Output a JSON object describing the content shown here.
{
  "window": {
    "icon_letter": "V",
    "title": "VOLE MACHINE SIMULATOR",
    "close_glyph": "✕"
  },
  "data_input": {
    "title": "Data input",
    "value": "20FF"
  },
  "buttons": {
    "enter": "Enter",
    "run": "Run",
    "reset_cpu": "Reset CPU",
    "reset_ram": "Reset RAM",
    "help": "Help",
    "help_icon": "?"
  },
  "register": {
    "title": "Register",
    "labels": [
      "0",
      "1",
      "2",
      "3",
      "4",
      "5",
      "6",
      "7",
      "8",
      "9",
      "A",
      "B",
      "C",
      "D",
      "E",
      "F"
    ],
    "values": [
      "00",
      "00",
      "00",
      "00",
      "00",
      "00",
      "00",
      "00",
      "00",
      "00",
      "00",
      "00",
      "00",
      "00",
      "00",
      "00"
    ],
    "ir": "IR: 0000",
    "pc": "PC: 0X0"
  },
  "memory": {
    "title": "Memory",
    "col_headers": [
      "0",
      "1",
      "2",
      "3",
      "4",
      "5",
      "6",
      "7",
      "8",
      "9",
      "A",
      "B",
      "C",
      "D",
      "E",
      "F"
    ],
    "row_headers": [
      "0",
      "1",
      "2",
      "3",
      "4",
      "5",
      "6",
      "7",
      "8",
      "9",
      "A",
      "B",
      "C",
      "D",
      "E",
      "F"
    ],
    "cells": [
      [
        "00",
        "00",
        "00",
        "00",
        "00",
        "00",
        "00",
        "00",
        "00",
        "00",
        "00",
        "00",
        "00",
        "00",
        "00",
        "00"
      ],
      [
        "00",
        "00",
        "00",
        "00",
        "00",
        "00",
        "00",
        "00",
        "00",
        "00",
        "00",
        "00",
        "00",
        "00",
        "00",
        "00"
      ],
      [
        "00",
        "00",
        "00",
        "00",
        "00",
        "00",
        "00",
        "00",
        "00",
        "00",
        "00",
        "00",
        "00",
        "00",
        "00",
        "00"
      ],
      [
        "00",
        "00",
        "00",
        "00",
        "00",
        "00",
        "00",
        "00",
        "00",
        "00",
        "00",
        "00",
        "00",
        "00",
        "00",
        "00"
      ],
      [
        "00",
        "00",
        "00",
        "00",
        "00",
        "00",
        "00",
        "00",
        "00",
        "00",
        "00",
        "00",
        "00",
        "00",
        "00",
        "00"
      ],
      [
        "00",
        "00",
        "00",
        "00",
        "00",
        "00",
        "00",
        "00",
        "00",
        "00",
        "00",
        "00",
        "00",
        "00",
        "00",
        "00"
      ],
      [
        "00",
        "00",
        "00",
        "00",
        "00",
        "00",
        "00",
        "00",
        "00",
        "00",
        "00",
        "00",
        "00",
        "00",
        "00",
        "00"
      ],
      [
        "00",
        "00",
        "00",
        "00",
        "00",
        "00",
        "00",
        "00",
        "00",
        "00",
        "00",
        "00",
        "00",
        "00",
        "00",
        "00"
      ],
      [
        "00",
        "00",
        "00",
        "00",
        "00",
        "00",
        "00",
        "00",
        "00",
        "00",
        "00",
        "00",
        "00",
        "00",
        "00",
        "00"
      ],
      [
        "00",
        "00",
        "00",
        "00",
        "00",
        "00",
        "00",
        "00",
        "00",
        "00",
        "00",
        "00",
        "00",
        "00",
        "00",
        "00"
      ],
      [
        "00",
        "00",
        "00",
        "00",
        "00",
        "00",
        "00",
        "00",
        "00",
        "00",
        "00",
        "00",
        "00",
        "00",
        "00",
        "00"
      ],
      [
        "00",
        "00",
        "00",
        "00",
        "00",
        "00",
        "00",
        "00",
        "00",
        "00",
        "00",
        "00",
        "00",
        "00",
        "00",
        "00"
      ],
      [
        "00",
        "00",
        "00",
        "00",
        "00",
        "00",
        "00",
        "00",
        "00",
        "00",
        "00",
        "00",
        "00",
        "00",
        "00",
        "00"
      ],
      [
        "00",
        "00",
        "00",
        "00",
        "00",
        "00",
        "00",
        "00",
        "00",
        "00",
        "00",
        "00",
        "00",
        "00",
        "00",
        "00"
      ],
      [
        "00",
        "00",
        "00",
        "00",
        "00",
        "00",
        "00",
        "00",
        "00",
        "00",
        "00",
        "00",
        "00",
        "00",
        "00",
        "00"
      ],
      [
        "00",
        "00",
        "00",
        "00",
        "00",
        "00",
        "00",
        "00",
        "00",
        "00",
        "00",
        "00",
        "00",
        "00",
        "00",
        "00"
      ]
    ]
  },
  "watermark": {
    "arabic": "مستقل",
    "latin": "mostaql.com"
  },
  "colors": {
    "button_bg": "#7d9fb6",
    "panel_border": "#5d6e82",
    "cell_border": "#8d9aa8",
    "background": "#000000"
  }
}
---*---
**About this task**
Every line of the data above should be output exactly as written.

**Answer to this task**
Output a JSON object describing the content shown here.
{
  "window": {
    "icon_letter": "V",
    "title": "VOLE MACHINE SIMULATOR",
    "close_glyph": "✕"
  },
  "data_input": {
    "title": "Data input",
    "value": "20FF"
  },
  "buttons": {
    "enter": "Enter",
    "run": "Run",
    "reset_cpu": "Reset CPU",
    "reset_ram": "Reset RAM",
    "help": "Help",
    "help_icon": "?"
  },
  "register": {
    "title": "Register",
    "labels": [
      "0",
      "1",
      "2",
      "3",
      "4",
      "5",
      "6",
      "7",
      "8",
      "9",
      "A",
      "B",
      "C",
      "D",
      "E",
      "F"
    ],
    "values": [
      "00",
      "00",
      "00",
      "00",
      "00",
      "00",
      "00",
      "00",
      "00",
      "00",
      "00",
      "00",
      "00",
      "00",
      "00",
      "00"
    ],
    "ir": "IR: 0000",
    "pc": "PC: 0X0"
  },
  "memory": {
    "title": "Memory",
    "col_headers": [
      "0",
      "1",
      "2",
      "3",
      "4",
      "5",
      "6",
      "7",
      "8",
      "9",
      "A",
      "B",
      "C",
      "D",
      "E",
      "F"
    ],
    "row_headers": [
      "0",
      "1",
      "2",
      "3",
      "4",
      "5",
      "6",
      "7",
      "8",
      "9",
      "A",
      "B",
      "C",
      "D",
      "E",
      "F"
    ],
    "cells": [
      [
        "00",
        "00",
        "00",
        "00",
        "00",
        "00",
        "00",
        "00",
        "00",
        "00",
        "00",
        "00",
        "00",
        "00",
        "00",
        "00"
      ],
      [
        "00",
        "00",
        "00",
        "00",
        "00",
        "00",
        "00",
        "00",
        "00",
        "00",
        "00",
        "00",
        "00",
        "00",
        "00",
        "00"
      ],
      [
        "00",
        "00",
        "00",
        "00",
        "00",
        "00",
        "00",
        "00",
        "00",
        "00",
        "00",
        "00",
        "00",
        "00",
        "00",
        "00"
      ],
      [
        "00",
        "00",
        "00",
        "00",
        "00",
        "00",
        "00",
        "00",
        "00",
        "00",
        "00",
        "00",
        "00",
        "00",
        "00",
        "00"
      ],
      [
        "00",
        "00",
        "00",
        "00",
        "00",
        "00",
        "00",
        "00",
        "00",
        "00",
        "00",
        "00",
        "00",
        "00",
        "00",
        "00"
      ],
      [
        "00",
        "00",
        "00",
        "00",
        "00",
        "00",
        "00",
        "00",
        "00",
        "00",
        "00",
        "00",
        "00",
        "00",
        "00",
        "00"
      ],
      [
        "00",
        "00",
        "00",
        "00",
        "00",
        "00",
        "00",
        "00",
        "00",
        "00",
        "00",
        "00",
        "00",
        "00",
        "00",
        "00"
      ],
      [
        "00",
        "00",
        "00",
        "00",
        "00",
        "00",
        "00",
        "00",
        "00",
        "00",
        "00",
        "00",
        "00",
        "00",
        "00",
        "00"
      ],
      [
        "00",
        "00",
        "00",
        "00",
        "00",
        "00",
        "00",
        "00",
        "00",
        "00",
        "00",
        "00",
        "00",
        "00",
        "00",
        "00"
      ],
      [
        "00",
        "00",
        "00",
        "00",
        "00",
        "00",
        "00",
        "00",
        "00",
        "00",
        "00",
        "00",
        "00",
        "00",
        "00",
        "00"
      ],
      [
        "00",
        "00",
        "00",
        "00",
        "00",
        "00",
        "00",
        "00",
        "00",
        "00",
        "00",
        "00",
        "00",
        "00",
        "00",
        "00"
      ],
      [
        "00",
        "00",
        "00",
        "00",
        "00",
        "00",
        "00",
        "00",
        "00",
        "00",
        "00",
        "00",
        "00",
        "00",
        "00",
        "00"
      ],
      [
        "00",
        "00",
        "00",
        "00",
        "00",
        "00",
        "00",
        "00",
        "00",
        "00",
        "00",
        "00",
        "00",
        "00",
        "00",
        "00"
      ],
      [
        "00",
        "00",
        "00",
        "00",
        "00",
        "00",
        "00",
        "00",
        "00",
        "00",
        "00",
        "00",
        "00",
        "00",
        "00",
        "00"
      ],
      [
        "00",
        "00",
        "00",
        "00",
        "00",
        "00",
        "00",
        "00",
        "00",
        "00",
        "00",
        "00",
        "00",
        "00",
        "00",
        "00"
      ],
      [
        "00",
        "00",
        "00",
        "00",
        "00",
        "00",
        "00",
        "00",
        "00",
        "00",
        "00",
        "00",
        "00",
        "00",
        "00",
        "00"
      ]
    ]
  },
  "watermark": {
    "arabic": "مستقل",
    "latin": "mostaql.com"
  },
  "colors": {
    "button_bg": "#7d9fb6",
    "panel_border": "#5d6e82",
    "cell_border": "#8d9aa8",
    "background": "#000000"
  }
}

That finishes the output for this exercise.